[Records drawn from a dataset]
§

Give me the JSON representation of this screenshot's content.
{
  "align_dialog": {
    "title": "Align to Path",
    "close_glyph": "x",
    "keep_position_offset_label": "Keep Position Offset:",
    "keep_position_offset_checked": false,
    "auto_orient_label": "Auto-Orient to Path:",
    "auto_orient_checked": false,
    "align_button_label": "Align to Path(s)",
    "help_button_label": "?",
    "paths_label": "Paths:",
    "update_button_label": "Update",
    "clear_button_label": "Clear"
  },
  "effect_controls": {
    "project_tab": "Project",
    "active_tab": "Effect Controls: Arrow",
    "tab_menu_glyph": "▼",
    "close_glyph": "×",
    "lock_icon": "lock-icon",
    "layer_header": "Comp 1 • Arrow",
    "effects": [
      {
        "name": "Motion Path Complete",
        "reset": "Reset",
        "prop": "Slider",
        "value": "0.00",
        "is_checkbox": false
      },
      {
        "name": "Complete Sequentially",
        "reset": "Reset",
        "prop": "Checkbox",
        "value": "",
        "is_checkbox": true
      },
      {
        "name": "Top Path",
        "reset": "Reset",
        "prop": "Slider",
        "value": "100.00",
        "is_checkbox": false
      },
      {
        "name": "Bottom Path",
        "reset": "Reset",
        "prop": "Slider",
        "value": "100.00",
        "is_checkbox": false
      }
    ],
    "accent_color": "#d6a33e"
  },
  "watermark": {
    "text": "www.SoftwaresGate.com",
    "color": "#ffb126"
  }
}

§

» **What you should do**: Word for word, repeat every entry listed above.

» **Exercise solution**:
Give me the JSON representation of this screenshot's content.
{
  "align_dialog": {
    "title": "Align to Path",
    "close_glyph": "x",
    "keep_position_offset_label": "Keep Position Offset:",
    "keep_position_offset_checked": false,
    "auto_orient_label": "Auto-Orient to Path:",
    "auto_orient_checked": false,
    "align_button_label": "Align to Path(s)",
    "help_button_label": "?",
    "paths_label": "Paths:",
    "update_button_label": "Update",
    "clear_button_label": "Clear"
  },
  "effect_controls": {
    "project_tab": "Project",
    "active_tab": "Effect Controls: Arrow",
    "tab_menu_glyph": "▼",
    "close_glyph": "×",
    "lock_icon": "lock-icon",
    "layer_header": "Comp 1 • Arrow",
    "effects": [
      {
        "name": "Motion Path Complete",
        "reset": "Reset",
        "prop": "Slider",
        "value": "0.00",
        "is_checkbox": false
      },
      {
        "name": "Complete Sequentially",
        "reset": "Reset",
        "prop": "Checkbox",
        "value": "",
        "is_checkbox": true
      },
      {
        "name": "Top Path",
        "reset": "Reset",
        "prop": "Slider",
        "value": "100.00",
        "is_checkbox": false
      },
      {
        "name": "Bottom Path",
        "reset": "Reset",
        "prop": "Slider",
        "value": "100.00",
        "is_checkbox": false
      }
    ],
    "accent_color": "#d6a33e"
  },
  "watermark": {
    "text": "www.SoftwaresGate.com",
    "color": "#ffb126"
  }
}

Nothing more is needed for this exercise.